This is our fifth case challenging the Trump administration’s policy of expelling refugees without any of the protections required by the immigration laws, on the ground that they might have COVID-19 infections. (The earlier cases are J.B.B.C. v. Wolf, G.Y.J.P. v. Wolf, Texas Civil Rights Project v. Wolf, and P.J.E.S. v. Wolf.) The earlier cases involved minors who arrived unaccompanied by an adult; P.J.E.S. v. Wolf is a class action on behalf of such minors. In that case, the court issued a preliminary injunction prohibiting the expulsions; that order is now on appeal.

This case is also a class action, on behalf of noncitizens who arrive in the United States as a family unit of at least one child and that child’s parent or legal guardian, who are or will be subjected to the new expulsion process. It was filed on January 12, 2021, together with the ACLU Immigrants’ Rights Project, the ACLU of Texas, the Refugee and Immigrant Center for Legal Education and Legal Services, the Center for Gender & Refugee Studies, and Oxfam America. The named plaintiffs are three parents and their minor children, all of whom fled their countries to seek safety in the United States, and who are currently in the custody of the Department of Homeland Security, awaiting expulsion.

Our basic argument is that the public health laws do not authorize the government to expel refugees from the country without observing the standards and procedures required by the immigration laws.

In September 2021, the court certified a class action and issued a preliminary injunction halting the government’s expulsion policy. The court agreed that the government’s policy was not authorized by statute and that class members would face “real threats of violence and persecution” if returned to their home countries. The government has appealed.

UPDATE: On March 4, 2022, the court of appeals issued its decision. It held that the public health laws do authorize the government to expel refugees from the country without observing the standards and procedures required by the immigration laws, but that, under a provision of the immigration laws that the public health laws do not supersede, the government cannot remove refugees to a country where their “life or freedom would be threatened” on account of their “race, religion, nationality, membership in a particular social group, or political opinion,” or to a country where they will likely be tortured. As a result, people crossing the border cannot be immediately expelled but must be given some kind of due process where they will have an opportunity to show that returning them to their home country would expose them to these consequences—and if they do make that showing, then the government would have to find some other country that is willing to accept them, which might not be quick or easy.

The court of appeals remanded the case to the district court for it to decide, in the first instance, whether the expulsion rule is invalid because it is arbitrary and capricious. The court broadly hinted that it likely is, because “this is March 2022, not March 2020,” and the “order looks in certain respects like a relic from an era with no vaccines, scarce testing, few therapeutics, and little certainty.” Today, government personnel “have access to effective vaccines, abundant testing, and plenty of face masks,” and there are no statements in the record by CDC officials testifying to the efficacy of the Order. Thus, “from a public-health perspective . . . it’s far from clear that the CDC’s order serves any purpose.”

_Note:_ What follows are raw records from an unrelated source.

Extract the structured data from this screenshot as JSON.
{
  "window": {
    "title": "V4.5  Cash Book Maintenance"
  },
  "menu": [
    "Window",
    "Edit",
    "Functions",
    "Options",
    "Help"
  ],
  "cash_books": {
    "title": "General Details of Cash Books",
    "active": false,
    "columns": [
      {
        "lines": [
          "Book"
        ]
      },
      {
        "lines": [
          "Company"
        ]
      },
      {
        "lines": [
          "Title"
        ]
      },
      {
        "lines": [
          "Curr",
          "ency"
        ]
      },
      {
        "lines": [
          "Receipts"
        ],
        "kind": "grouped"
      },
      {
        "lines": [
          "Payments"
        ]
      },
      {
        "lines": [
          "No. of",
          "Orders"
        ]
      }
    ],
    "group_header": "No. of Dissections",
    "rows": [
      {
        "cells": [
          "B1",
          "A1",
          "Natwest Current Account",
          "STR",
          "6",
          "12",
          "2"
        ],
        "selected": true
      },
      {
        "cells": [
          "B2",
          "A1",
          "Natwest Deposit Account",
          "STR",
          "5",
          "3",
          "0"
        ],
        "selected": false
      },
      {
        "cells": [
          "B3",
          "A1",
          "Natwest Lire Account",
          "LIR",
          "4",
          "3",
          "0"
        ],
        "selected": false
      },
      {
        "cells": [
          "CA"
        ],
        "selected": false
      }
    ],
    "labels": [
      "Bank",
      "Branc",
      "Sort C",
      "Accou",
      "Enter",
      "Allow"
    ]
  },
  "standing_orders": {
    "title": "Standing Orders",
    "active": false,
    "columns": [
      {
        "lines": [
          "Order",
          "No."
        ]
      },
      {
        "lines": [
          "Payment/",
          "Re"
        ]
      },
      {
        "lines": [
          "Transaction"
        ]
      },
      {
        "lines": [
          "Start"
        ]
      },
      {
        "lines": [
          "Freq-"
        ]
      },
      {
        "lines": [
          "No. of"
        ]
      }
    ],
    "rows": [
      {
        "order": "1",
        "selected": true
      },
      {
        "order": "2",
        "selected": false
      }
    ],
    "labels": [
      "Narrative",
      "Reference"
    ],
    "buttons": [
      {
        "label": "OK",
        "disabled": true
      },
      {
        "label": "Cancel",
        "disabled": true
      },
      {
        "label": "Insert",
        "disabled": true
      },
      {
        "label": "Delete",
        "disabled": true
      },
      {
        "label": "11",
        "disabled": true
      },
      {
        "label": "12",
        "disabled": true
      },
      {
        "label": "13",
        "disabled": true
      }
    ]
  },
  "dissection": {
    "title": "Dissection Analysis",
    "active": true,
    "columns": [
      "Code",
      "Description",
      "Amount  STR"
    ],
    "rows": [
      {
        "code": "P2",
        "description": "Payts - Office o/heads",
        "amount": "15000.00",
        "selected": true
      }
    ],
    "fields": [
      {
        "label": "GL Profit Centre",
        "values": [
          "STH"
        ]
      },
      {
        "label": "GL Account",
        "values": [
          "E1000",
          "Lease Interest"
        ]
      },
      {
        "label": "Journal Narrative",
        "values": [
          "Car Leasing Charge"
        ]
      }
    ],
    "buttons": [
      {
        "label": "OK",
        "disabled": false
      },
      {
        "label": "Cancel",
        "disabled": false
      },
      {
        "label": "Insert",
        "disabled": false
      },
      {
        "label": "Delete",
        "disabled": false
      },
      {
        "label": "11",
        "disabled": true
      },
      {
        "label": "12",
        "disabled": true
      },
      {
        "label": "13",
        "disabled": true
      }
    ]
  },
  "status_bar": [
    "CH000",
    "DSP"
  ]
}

UPDATE: Less than a month after the D.C. Circuit’s opinion, CDC issued an order terminating the expulsion policy as unnecessary and concluding that "less restrictive means are available to avert the public health risks associated with the introduction, transmission, and spread of COVID-19 into the United States." However, the termination order was preliminarily enjoined on May 20, 2022, in separate litigation brought by Louisiana and other states, on the ground that CDC had improperly failed to conduct notice-and-comment rulemaking before rescinding the policy. That ruling is on appeal, but meanwhile the policy remains in effect and class members continue to be expelled. Accordingly, on August 15, 2022, we filed a motion for partial summary judgment, asking the district court to rule that the policy is arbitrary and capricious and to order the government to stop enforcing it. 

UPDATE: On November 15, 2022, the district court ruled that the Title 42 process was arbitrary and capricious, for four reasons. First, the CDC had failed, without explanation, to follow its usual practice of choosing the least restrictive manner of accomplishing its public health goals. Second, the CDC had failed to consider, as it was required to do, the harm its policy would impose upon migrants. Third, the CDC had failed to consider, as it was required to do, alternative measures that might have accomplished its goals, for example, testing, vaccinations, and outdoor processing. And fourth, the CDC lacked evidence that the Title 42 policy would be efficacious in preventing the spread of Covid-19, especially in light of the fact that it applied to only one-tenth of one percent of the people crossing the land border from Mexico. The court therefore vacated the policy and enjoined its application to members of the plaintiff class. The court agreed to delay the effectiveness of its order through December 21, in order to give the government time to prepare for the transition, including moving additional resources to the border. At this time, it is not known whether the government will appeal.

Pro Bono Law Firm(s)

Refugee and Immigrant Center for Legal Education and Legal Services, Center for Gender & Refugee Studies, Oxfam America

Date filed

January 12, 2021


U.S. District Court for the District of Columbia